Old Calendarists, also called Stilists in some sources (referring to “old style”), are members of the Orthodox Church, mainly from the eastern provinces of Moldavia and Bessarabia, who refused to accept the reform of the religious calendar introduced in by the Romanian Orthodox Church in 1924. The solar aspect of the Revised Julian Calendar was adopted by a number of Orthodox Churches at this time including Constantinople and Greece (similar Old Calendarist movements arose within the jurisdictions of these Churches too). The Old Calendarists also opposed perceived religious syncretism, ecumenism and Freemasonry within the Orthodox Church. The movement became very popular in rural communities and their leaders were mostly Orthodox priests and monks who continued to adhere to the pre-reform Calendar. The Old Calendarist Church and communities of believers were the target of severe persecution at the hands of the state during the interwar period, often encouraged by the official Orthodox Church.
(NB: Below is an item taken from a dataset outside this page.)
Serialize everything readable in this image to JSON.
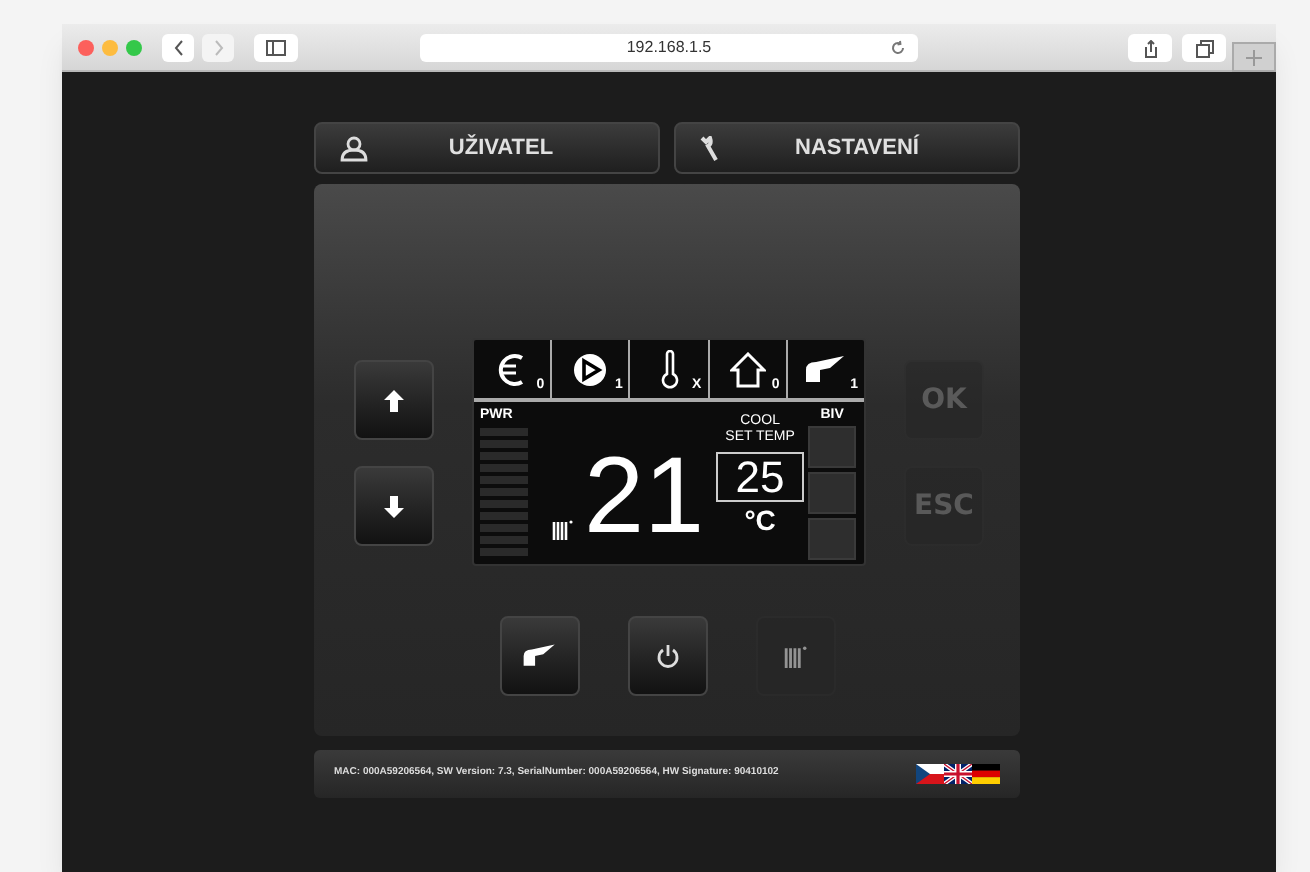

Old Calendarist leaders and communities were continuously harassed and pursued by the secret police and the gendarmerie culminating in violent clashes, especially between 1934 and 1936, which led to the death and arrest of many Old Calendarist believers; these incidents were described by the authorities as "rebellions".
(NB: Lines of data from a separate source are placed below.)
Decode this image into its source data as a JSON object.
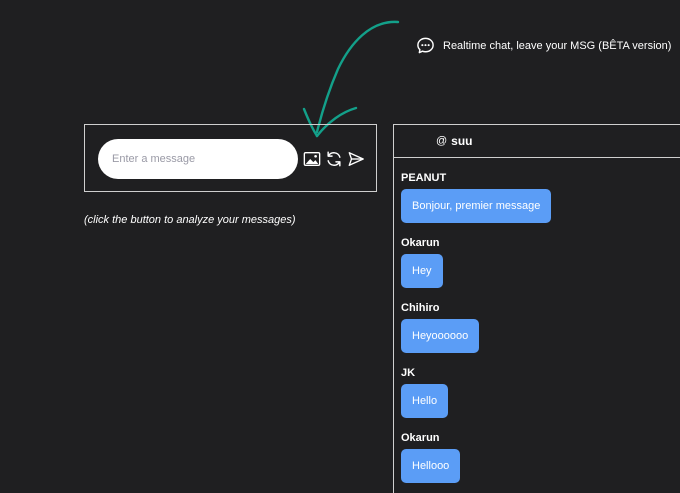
{
  "header": {
    "icon": "chat-bubble-icon",
    "text": "Realtime chat, leave your MSG (BÊTA version)"
  },
  "composer": {
    "placeholder": "Enter a message",
    "value": "",
    "icons": [
      "image-icon",
      "refresh-icon",
      "send-icon"
    ]
  },
  "hint": "(click the button to analyze your messages)",
  "chat": {
    "at": "@",
    "handle": "suu",
    "messages": [
      {
        "author": "PEANUT",
        "text": "Bonjour, premier message"
      },
      {
        "author": "Okarun",
        "text": "Hey"
      },
      {
        "author": "Chihiro",
        "text": "Heyoooooo"
      },
      {
        "author": "JK",
        "text": "Hello"
      },
      {
        "author": "Okarun",
        "text": "Hellooo"
      }
    ]
  },
  "colors": {
    "background": "#1f1f21",
    "bubble": "#5b9df6",
    "annotation_arrow": "#13a08a",
    "border": "#cfcfcf"
  }
}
After a short period when the Old Calendarist Orthodox Church was recognized legally by the Romanian state in 1945 under the title The Traditionalist Christian Denomination (Cultul Creștin Tradiționalist) the new communist framework for religious life introduced in 1948 no longer recognized the Church. The persecution of the Old Calendarist Orthodox Church and its members continued during the communist period. Several Romanian Orthodox Church priests and monks joined the Old Calendarist Orthodox Church including bishop Galaction Cordun who consecrated bishops providing the church with its own hierarchy. The leadership of the Church, its clergy and lay members of the community were harassed, repeatedly imprisoned and placed under constant secret police surveillance. However, the Old Calendarist Church managed to maintain a continuous and functioning religious life. During the communist period the Church made multiple unsuccessful attempts to gain legal recognition.
This project has received funding from the European Research Council (ERC) under the European Union’s Horizon 2020 research and innovation programme No . 677355